5 questions: Russell Ger – The Highland Current
Russell Ger is the new Music Director of Orchestra 914, which will perform a holiday concert at the Paramount Hudson Valley Theater in Peekskill on Thursday, December 2nd. Ger is also Music Director of the Greater Newburgh Symphony Orchestra.
Is it common for conductors to work with more than one orchestra?
This is the norm for conductors of all stripes, as different ensembles give you different musicians and programs. For example, Yannick Nézet-Séguin is the musical director of the Metropolitan Opera and the Philadelphia Orchestra. Gustavo Dudamel conducts the Los Angeles Philharmonic as well as the Paris Opera. Orchestras are certainly not in competition with each other; they enrich each other.
What are the factors involved in developing a program?

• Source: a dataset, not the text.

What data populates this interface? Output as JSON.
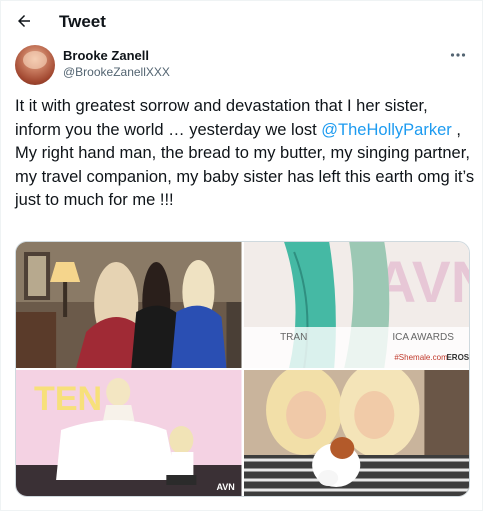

Large orchestras have artistic committees that work with the musical director to put together a season. With my orchestras, it’s entirely my job. The old model inherited from an overture, a concerto and a symphony is neither enlightening nor fascinating. I like to find pieces that unite around a theme. For example, Orchestra 914 is offering a music program by Latin American composers in March. A good program should be like a menu in which everything should be satisfactory for both the players and the audience at the end of a meal.
How do you build trust when working with a new orchestra?
The best you can do is prepare yourself. Many drivers suffer from impostor syndrome. I worked with someone who turned into a sweaty mess and wringing their hands before every gig, saying, “I shouldn’t be doing this.” By recognizing that you work with and respect great masterpieces of human creation, you are the composer’s advocate. You have to convince both the experts, the players and the audience that you have the right to dictate the direction of the experiment. You are a conduit, a conductor, the vehicle in which to conduct energy. Being open and honest with the whole – this is how you create a successful relationship.
How did you go from musician to conductor?
I played tuba in my high school orchestra [in Australia]. The tuba provides a harmonic basis but is not a particularly interesting role to play. I spent a tremendous amount of time sitting watching, busy watching the chef rehearse. I’ve always been jealous that I didn’t have something to play. I was also a pianist in the school’s jazz orchestra and a singer in a vocal ensemble. At home I was a composer, writing string quartets and pop songs. The conductor of my high school orchestra noticed all of these things when asked for recommendations from an American teacher who was launching an immersive conductor training program, and he recommended me. Conductors have all types of personalities; some are gregarious, some withdrawn. I am on the gregarious side. My teacher recognized this in me and encouraged me to apply it, refine it, and develop all of these things.
Is there a typical path for composers?
There is no linear progression. So if you ask me where I see myself in 10 years, I can’t answer. I have just turned 40 and for a conductor I am still young. It takes a tremendous amount of time to become good at it. I am skeptical of wonders: how much gravity and life experience can they bring? Or is it just tons of energy? The more I am at it, the more I see an image of the old maestro because of the number of skills you need to have, not only as a conductor but as a human being. For now, I look forward to bringing Orchestra 914 into the public consciousness this year, and through it, to bring in a new group of people by eliminating some of the more difficult and stifling elements of attending a orchestra concert. I am delighted to introduce people to a new way of experiencing this music.